Image. It is said that people can be judged by the company they keep; in a similar fashion, most everyone wants to work for a company that is viewed positively by its industry, its community and the media. At ATLAS Workbase we see this play out every day, in that the organic growth of the ATLAS Workbase member community has spawned a culture built defined by  entrepreneurship and networking, yes, but also an esprit de corps that “this is a place where ideas, creativity and business sprout and take solid form.”

HR. The way a company approaches recruiting, onboarding, training, and developing talent; how it compensates, rewards, recognizes and advances employees; and whether the company has a strong focus on benefits, wellness and work/life balance, are all points to evaluate whether a company has a good or bad culture.

As mentioned earlier, culture attracts like-minded workers. But culture is a living, breathing entity! How the company maintains and instills this culture with each new employee pushes the culture forward. Culture can be gauged by whether employees appear happy. What types of interactions occur between employees (collaborative vs. confrontational, supportive vs. non-supportive, social vs. task-oriented, etc.) Is this happiness, or lack thereof, reflected in customer feedback?

Additionally, development programs, training, and new technology can encourage employees to learn something new and keep them engaged and moving forward.
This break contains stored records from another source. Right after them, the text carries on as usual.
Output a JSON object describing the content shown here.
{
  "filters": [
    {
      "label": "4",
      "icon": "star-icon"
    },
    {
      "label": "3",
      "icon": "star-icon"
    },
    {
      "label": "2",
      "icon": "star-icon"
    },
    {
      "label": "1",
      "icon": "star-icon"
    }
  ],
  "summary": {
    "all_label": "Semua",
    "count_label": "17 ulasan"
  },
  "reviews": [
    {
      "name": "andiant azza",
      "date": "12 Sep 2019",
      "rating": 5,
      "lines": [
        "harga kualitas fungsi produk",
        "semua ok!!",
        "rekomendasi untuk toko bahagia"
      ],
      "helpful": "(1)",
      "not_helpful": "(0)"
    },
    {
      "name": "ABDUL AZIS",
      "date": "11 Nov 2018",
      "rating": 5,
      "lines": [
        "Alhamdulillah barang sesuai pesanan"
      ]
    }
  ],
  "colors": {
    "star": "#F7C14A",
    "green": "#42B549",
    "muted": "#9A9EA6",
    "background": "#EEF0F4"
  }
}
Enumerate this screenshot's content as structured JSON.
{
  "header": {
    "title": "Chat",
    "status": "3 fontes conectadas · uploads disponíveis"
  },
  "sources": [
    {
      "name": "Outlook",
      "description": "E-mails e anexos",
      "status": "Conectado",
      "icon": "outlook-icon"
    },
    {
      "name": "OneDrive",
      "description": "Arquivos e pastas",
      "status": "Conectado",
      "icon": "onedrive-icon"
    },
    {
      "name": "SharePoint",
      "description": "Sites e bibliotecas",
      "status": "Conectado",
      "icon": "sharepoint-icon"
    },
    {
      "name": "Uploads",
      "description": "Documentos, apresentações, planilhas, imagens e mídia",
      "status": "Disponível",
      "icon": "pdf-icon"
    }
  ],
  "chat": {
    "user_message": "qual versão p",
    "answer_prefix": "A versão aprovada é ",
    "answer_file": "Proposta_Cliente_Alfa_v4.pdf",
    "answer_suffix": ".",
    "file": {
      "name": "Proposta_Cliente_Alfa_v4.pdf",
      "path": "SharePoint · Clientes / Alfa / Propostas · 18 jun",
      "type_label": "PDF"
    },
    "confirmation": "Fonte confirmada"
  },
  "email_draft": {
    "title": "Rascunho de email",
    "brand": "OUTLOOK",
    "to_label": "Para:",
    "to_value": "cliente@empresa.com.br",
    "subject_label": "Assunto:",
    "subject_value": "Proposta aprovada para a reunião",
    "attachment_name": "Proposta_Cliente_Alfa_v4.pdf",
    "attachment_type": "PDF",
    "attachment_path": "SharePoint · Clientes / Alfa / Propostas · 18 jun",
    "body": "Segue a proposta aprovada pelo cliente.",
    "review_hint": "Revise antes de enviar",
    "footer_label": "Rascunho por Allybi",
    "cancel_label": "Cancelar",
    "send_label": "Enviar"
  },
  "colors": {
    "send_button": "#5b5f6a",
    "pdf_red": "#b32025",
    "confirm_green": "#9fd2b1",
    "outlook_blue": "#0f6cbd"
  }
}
When people feel valued they do better work. Are employees recognized for achieving goals and milestones or completing a big sprint? Forward-thinking organizations realize that wellness is connected to job performance and provide ways for employees to improve their health at work and at home.

Mission. The company mission can be used to both reflect the beliefs and philosophies of the organization and to inspire employees. Mission, vision and values, first and foremost, should be consistent, but must also be regularly communicated and emphasized throughout the organization. 

Transparency. Speaking of communication, a big factor impacting culture is the tone, type and frequency of interaction both vertically and horizontally throughout the organization; and the degree of openness in how management shares company and performance data and its decision-making process. Suffice it to say that here, a higher quantity of high-quality communication is a lynchpin of a positive corporate culture.

Purpose and Team. Employees who work with a sense of purpose and feel they are part of a dynamic team, are more satisfied—enough said.

Diversity and Inclusion. Diversity at work can be a grand mix of myriad backgrounds, religions, races, sexual orientations, and old and young alike, for a common goal. Inclusion means the freedom for employees to express their ideas and perspectives. The melting pot made this country great and the same rules hold true for an organization.

Image Credit: Gensler

Image Credit: Gensler

Join Us! When one finds a great place to work they will be inclined to recruit others to join them. That organic buy-in is of the highest order, and keeps culture moving positively forward when a company’s own people are driving forces behind talent.